True Tabloid Headlines -- Or Are They?

Can you separate fact from fiction when it comes to tabloid news?

ByABC News
October 30, 2009, 3:21 PM

Nov. 1, 2009 — -- I must admit I read tabloid headlines while in line at supermarkets.

Often the headlines and stories are true enough in a literal sense, but seriously misleading. In this regard they're not always that different from some cable or mainstream media stories.

In any case, here are five possible tabloid stories followed by five brief explanations. You might want to figure out your own explanations before reading the ones here.

1. Thousands to Die After Swine Flu Vaccination

Many public health authorities privately fear that there will be many heart attacks among older people and miscarriages among pregnant women occurring soon after these people are inoculated with the H1N1 vaccine.

In fact, they expect there to be thousands of cases of this sad combination of events. Autism activists may take this as further reason to skip not just the H1H1 vaccine, but other childhood immunizations.

2. New Birther Claims About Obama Well-Documented

A new birther group has come up with incontrovertible evidence that President Obama was, in fact, born overseas and not in the contiguous United States. The documentation this time is rock solid, and there are reports that Obama himself has privately acknowledged the group's claim.

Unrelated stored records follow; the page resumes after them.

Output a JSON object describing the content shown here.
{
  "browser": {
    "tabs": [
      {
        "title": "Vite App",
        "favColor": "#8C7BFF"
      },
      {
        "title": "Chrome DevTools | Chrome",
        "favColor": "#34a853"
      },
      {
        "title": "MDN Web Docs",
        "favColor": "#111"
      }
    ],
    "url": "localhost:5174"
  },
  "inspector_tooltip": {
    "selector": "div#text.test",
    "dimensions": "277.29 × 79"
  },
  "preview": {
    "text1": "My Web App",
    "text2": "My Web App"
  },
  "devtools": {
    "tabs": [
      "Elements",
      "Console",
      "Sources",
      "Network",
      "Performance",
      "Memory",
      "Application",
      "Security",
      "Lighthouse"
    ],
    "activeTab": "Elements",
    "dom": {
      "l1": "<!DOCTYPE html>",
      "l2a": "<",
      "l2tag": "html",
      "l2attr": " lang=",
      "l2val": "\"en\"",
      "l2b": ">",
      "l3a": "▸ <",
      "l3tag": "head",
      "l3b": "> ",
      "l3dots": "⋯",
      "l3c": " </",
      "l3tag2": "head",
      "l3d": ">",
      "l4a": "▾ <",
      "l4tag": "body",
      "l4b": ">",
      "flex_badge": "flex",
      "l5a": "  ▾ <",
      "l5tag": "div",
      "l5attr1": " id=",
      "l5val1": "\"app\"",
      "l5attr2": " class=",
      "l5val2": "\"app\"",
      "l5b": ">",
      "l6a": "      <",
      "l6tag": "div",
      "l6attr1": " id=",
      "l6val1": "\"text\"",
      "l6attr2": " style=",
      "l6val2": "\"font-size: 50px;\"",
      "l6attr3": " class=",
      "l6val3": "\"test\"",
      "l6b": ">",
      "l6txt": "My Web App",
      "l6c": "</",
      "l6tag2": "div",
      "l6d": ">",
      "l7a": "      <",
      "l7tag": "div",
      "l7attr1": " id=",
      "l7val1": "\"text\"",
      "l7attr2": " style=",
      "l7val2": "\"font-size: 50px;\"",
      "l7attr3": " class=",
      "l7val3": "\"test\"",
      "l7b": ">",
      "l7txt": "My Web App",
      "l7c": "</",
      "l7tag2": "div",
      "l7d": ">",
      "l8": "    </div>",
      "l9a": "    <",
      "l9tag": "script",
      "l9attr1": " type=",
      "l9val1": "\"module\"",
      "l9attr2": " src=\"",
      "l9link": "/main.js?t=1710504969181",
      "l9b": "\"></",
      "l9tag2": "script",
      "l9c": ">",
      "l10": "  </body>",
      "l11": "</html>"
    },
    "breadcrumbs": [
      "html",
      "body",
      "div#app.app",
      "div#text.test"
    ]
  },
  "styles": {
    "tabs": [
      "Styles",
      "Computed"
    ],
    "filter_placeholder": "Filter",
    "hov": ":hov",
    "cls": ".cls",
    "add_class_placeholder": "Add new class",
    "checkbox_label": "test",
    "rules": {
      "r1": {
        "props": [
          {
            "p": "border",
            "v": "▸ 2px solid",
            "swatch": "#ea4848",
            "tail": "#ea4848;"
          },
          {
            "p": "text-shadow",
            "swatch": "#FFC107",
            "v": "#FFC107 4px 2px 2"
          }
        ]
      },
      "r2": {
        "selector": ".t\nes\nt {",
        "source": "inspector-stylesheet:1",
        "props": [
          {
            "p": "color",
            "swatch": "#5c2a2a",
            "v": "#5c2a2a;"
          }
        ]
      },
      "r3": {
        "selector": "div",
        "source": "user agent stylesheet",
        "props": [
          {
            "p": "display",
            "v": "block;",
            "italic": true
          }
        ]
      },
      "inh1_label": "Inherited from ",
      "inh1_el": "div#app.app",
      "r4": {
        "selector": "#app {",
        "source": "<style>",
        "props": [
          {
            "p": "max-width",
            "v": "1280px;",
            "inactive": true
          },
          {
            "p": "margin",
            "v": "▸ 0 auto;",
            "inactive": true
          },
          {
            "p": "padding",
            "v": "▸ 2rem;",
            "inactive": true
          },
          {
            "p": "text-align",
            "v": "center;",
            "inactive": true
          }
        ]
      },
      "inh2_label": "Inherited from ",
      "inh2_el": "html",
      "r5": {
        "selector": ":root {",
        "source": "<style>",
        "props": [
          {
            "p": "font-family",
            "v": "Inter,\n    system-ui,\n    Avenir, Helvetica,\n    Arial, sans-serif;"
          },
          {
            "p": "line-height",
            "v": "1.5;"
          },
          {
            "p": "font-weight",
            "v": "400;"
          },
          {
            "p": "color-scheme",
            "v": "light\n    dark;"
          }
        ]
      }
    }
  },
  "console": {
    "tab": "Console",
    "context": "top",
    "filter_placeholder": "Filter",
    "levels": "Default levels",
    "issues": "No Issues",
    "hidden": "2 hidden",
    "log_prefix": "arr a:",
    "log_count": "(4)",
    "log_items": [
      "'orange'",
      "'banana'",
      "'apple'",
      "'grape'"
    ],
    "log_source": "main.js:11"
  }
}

3. Otherworldly Properties of Metal Found at Roswell

A new discovery was announced recently in Roswell, N.M., an area believed by many to have been the site where an alien spacecraft crashed in 1947. A strange piece of metal found there has been subjected to exactingly precise measurements and has been found to have a quite amazing property.

It exerts a minuscule physical attraction on every information-processing instrument so far tested, and, within experimental error, this attraction is nine times as strong 1 foot away from the metal as it is 1 yard away.

Many wonder what to make of the fragment's seeming resonance with our system of measurement, but it can't be easily denied.